* **SUPPLIED ENTRIES**

-- Opening Marker --

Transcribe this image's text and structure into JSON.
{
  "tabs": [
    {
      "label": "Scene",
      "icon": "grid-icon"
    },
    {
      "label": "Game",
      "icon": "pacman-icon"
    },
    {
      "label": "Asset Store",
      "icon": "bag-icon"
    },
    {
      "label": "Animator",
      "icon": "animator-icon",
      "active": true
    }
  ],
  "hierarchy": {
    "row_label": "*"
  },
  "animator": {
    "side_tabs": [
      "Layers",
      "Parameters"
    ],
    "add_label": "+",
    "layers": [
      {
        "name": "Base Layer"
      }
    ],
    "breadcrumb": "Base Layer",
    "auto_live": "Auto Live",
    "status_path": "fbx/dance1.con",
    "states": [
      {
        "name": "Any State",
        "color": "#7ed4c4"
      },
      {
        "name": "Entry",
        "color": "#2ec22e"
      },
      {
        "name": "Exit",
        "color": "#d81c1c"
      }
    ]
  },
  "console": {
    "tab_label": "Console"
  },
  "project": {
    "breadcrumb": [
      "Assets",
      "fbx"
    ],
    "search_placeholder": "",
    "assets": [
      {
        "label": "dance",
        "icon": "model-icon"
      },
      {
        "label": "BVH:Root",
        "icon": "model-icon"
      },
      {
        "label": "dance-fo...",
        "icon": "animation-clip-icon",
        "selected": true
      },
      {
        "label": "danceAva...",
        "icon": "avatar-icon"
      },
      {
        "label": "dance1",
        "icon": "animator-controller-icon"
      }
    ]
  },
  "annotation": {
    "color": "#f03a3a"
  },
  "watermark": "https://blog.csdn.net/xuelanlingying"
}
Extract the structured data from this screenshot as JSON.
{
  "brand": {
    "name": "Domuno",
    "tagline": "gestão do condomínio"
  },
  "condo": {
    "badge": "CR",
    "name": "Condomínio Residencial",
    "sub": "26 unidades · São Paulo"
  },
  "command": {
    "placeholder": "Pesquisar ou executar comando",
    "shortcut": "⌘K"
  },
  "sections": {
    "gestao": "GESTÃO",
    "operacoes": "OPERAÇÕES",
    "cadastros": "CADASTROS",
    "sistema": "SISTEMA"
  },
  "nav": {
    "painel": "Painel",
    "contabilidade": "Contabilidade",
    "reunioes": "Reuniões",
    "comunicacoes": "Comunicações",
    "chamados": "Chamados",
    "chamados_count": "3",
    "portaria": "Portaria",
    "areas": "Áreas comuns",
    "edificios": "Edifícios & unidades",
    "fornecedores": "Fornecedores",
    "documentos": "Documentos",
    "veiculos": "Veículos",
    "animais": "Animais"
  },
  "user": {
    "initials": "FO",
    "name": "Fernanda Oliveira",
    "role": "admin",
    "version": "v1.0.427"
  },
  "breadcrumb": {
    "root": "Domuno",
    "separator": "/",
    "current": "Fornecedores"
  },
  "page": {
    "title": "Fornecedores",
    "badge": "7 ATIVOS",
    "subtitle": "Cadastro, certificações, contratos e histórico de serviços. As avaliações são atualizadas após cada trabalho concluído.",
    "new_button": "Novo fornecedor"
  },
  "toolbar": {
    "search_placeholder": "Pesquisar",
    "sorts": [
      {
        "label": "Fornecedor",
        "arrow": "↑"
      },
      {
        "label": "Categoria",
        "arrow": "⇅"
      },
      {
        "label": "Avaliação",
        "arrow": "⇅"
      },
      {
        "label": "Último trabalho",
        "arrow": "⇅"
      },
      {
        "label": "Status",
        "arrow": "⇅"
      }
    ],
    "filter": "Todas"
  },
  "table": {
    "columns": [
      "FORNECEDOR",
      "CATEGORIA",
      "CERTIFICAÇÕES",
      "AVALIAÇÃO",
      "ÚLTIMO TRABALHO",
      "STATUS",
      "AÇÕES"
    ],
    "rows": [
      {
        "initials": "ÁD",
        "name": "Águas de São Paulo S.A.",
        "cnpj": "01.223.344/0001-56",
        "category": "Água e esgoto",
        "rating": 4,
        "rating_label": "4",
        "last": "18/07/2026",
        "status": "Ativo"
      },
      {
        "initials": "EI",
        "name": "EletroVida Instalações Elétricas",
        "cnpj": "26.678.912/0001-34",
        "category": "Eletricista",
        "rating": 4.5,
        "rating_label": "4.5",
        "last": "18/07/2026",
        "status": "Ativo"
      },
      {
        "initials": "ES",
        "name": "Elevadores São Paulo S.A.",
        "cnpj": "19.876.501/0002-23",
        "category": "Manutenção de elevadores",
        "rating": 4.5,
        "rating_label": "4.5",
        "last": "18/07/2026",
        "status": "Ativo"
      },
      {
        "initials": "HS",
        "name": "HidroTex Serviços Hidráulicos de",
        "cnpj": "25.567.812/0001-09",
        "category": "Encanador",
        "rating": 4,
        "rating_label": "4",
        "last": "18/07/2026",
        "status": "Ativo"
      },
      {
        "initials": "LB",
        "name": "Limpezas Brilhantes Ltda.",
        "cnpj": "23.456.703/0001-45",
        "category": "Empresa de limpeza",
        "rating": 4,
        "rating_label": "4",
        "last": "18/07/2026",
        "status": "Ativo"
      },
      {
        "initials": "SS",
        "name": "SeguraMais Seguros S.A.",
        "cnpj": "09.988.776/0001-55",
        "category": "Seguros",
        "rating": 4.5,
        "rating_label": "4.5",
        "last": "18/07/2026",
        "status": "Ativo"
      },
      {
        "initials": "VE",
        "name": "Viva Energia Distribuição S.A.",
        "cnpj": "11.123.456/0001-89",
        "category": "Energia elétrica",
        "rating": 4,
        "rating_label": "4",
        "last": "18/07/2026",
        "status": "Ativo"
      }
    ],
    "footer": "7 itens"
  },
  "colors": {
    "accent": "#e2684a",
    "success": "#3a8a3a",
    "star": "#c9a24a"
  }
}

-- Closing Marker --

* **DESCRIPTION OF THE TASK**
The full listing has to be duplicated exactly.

* **EXERCISE ANSWER**
Transcribe this image's text and structure into JSON.
{
  "tabs": [
    {
      "label": "Scene",
      "icon": "grid-icon"
    },
    {
      "label": "Game",
      "icon": "pacman-icon"
    },
    {
      "label": "Asset Store",
      "icon": "bag-icon"
    },
    {
      "label": "Animator",
      "icon": "animator-icon",
      "active": true
    }
  ],
  "hierarchy": {
    "row_label": "*"
  },
  "animator": {
    "side_tabs": [
      "Layers",
      "Parameters"
    ],
    "add_label": "+",
    "layers": [
      {
        "name": "Base Layer"
      }
    ],
    "breadcrumb": "Base Layer",
    "auto_live": "Auto Live",
    "status_path": "fbx/dance1.con",
    "states": [
      {
        "name": "Any State",
        "color": "#7ed4c4"
      },
      {
        "name": "Entry",
        "color": "#2ec22e"
      },
      {
        "name": "Exit",
        "color": "#d81c1c"
      }
    ]
  },
  "console": {
    "tab_label": "Console"
  },
  "project": {
    "breadcrumb": [
      "Assets",
      "fbx"
    ],
    "search_placeholder": "",
    "assets": [
      {
        "label": "dance",
        "icon": "model-icon"
      },
      {
        "label": "BVH:Root",
        "icon": "model-icon"
      },
      {
        "label": "dance-fo...",
        "icon": "animation-clip-icon",
        "selected": true
      },
      {
        "label": "danceAva...",
        "icon": "avatar-icon"
      },
      {
        "label": "dance1",
        "icon": "animator-controller-icon"
      }
    ]
  },
  "annotation": {
    "color": "#f03a3a"
  },
  "watermark": "https://blog.csdn.net/xuelanlingying"
}
Extract the structured data from this screenshot as JSON.
{
  "brand": {
    "name": "Domuno",
    "tagline": "gestão do condomínio"
  },
  "condo": {
    "badge": "CR",
    "name": "Condomínio Residencial",
    "sub": "26 unidades · São Paulo"
  },
  "command": {
    "placeholder": "Pesquisar ou executar comando",
    "shortcut": "⌘K"
  },
  "sections": {
    "gestao": "GESTÃO",
    "operacoes": "OPERAÇÕES",
    "cadastros": "CADASTROS",
    "sistema": "SISTEMA"
  },
  "nav": {
    "painel": "Painel",
    "contabilidade": "Contabilidade",
    "reunioes": "Reuniões",
    "comunicacoes": "Comunicações",
    "chamados": "Chamados",
    "chamados_count": "3",
    "portaria": "Portaria",
    "areas": "Áreas comuns",
    "edificios": "Edifícios & unidades",
    "fornecedores": "Fornecedores",
    "documentos": "Documentos",
    "veiculos": "Veículos",
    "animais": "Animais"
  },
  "user": {
    "initials": "FO",
    "name": "Fernanda Oliveira",
    "role": "admin",
    "version": "v1.0.427"
  },
  "breadcrumb": {
    "root": "Domuno",
    "separator": "/",
    "current": "Fornecedores"
  },
  "page": {
    "title": "Fornecedores",
    "badge": "7 ATIVOS",
    "subtitle": "Cadastro, certificações, contratos e histórico de serviços. As avaliações são atualizadas após cada trabalho concluído.",
    "new_button": "Novo fornecedor"
  },
  "toolbar": {
    "search_placeholder": "Pesquisar",
    "sorts": [
      {
        "label": "Fornecedor",
        "arrow": "↑"
      },
      {
        "label": "Categoria",
        "arrow": "⇅"
      },
      {
        "label": "Avaliação",
        "arrow": "⇅"
      },
      {
        "label": "Último trabalho",
        "arrow": "⇅"
      },
      {
        "label": "Status",
        "arrow": "⇅"
      }
    ],
    "filter": "Todas"
  },
  "table": {
    "columns": [
      "FORNECEDOR",
      "CATEGORIA",
      "CERTIFICAÇÕES",
      "AVALIAÇÃO",
      "ÚLTIMO TRABALHO",
      "STATUS",
      "AÇÕES"
    ],
    "rows": [
      {
        "initials": "ÁD",
        "name": "Águas de São Paulo S.A.",
        "cnpj": "01.223.344/0001-56",
        "category": "Água e esgoto",
        "rating": 4,
        "rating_label": "4",
        "last": "18/07/2026",
        "status": "Ativo"
      },
      {
        "initials": "EI",
        "name": "EletroVida Instalações Elétricas",
        "cnpj": "26.678.912/0001-34",
        "category": "Eletricista",
        "rating": 4.5,
        "rating_label": "4.5",
        "last": "18/07/2026",
        "status": "Ativo"
      },
      {
        "initials": "ES",
        "name": "Elevadores São Paulo S.A.",
        "cnpj": "19.876.501/0002-23",
        "category": "Manutenção de elevadores",
        "rating": 4.5,
        "rating_label": "4.5",
        "last": "18/07/2026",
        "status": "Ativo"
      },
      {
        "initials": "HS",
        "name": "HidroTex Serviços Hidráulicos de",
        "cnpj": "25.567.812/0001-09",
        "category": "Encanador",
        "rating": 4,
        "rating_label": "4",
        "last": "18/07/2026",
        "status": "Ativo"
      },
      {
        "initials": "LB",
        "name": "Limpezas Brilhantes Ltda.",
        "cnpj": "23.456.703/0001-45",
        "category": "Empresa de limpeza",
        "rating": 4,
        "rating_label": "4",
        "last": "18/07/2026",
        "status": "Ativo"
      },
      {
        "initials": "SS",
        "name": "SeguraMais Seguros S.A.",
        "cnpj": "09.988.776/0001-55",
        "category": "Seguros",
        "rating": 4.5,
        "rating_label": "4.5",
        "last": "18/07/2026",
        "status": "Ativo"
      },
      {
        "initials": "VE",
        "name": "Viva Energia Distribuição S.A.",
        "cnpj": "11.123.456/0001-89",
        "category": "Energia elétrica",
        "rating": 4,
        "rating_label": "4",
        "last": "18/07/2026",
        "status": "Ativo"
      }
    ],
    "footer": "7 itens"
  },
  "colors": {
    "accent": "#e2684a",
    "success": "#3a8a3a",
    "star": "#c9a24a"
  }
}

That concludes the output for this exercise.